* _ASSIGNMENT_: The data must be given again in full, with no line altered.

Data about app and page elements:
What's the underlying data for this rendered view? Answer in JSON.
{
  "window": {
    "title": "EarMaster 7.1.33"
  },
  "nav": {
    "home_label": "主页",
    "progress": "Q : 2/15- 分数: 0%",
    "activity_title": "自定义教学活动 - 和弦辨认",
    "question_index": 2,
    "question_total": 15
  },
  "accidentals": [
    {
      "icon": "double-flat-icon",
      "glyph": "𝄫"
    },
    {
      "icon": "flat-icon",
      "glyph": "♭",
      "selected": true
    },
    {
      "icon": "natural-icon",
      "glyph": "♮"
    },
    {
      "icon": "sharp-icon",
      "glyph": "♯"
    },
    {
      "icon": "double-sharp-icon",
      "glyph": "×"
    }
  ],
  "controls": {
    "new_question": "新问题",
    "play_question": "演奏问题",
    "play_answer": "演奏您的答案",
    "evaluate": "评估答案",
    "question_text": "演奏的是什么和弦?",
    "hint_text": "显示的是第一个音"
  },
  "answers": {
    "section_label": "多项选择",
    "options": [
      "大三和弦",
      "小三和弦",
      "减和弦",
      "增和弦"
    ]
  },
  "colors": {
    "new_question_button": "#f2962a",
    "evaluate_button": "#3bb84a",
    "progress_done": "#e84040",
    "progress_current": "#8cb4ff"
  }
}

* _THE COMPLETED TASK_:
What's the underlying data for this rendered view? Answer in JSON.
{
  "window": {
    "title": "EarMaster 7.1.33"
  },
  "nav": {
    "home_label": "主页",
    "progress": "Q : 2/15- 分数: 0%",
    "activity_title": "自定义教学活动 - 和弦辨认",
    "question_index": 2,
    "question_total": 15
  },
  "accidentals": [
    {
      "icon": "double-flat-icon",
      "glyph": "𝄫"
    },
    {
      "icon": "flat-icon",
      "glyph": "♭",
      "selected": true
    },
    {
      "icon": "natural-icon",
      "glyph": "♮"
    },
    {
      "icon": "sharp-icon",
      "glyph": "♯"
    },
    {
      "icon": "double-sharp-icon",
      "glyph": "×"
    }
  ],
  "controls": {
    "new_question": "新问题",
    "play_question": "演奏问题",
    "play_answer": "演奏您的答案",
    "evaluate": "评估答案",
    "question_text": "演奏的是什么和弦?",
    "hint_text": "显示的是第一个音"
  },
  "answers": {
    "section_label": "多项选择",
    "options": [
      "大三和弦",
      "小三和弦",
      "减和弦",
      "增和弦"
    ]
  },
  "colors": {
    "new_question_button": "#f2962a",
    "evaluate_button": "#3bb84a",
    "progress_done": "#e84040",
    "progress_current": "#8cb4ff"
  }
}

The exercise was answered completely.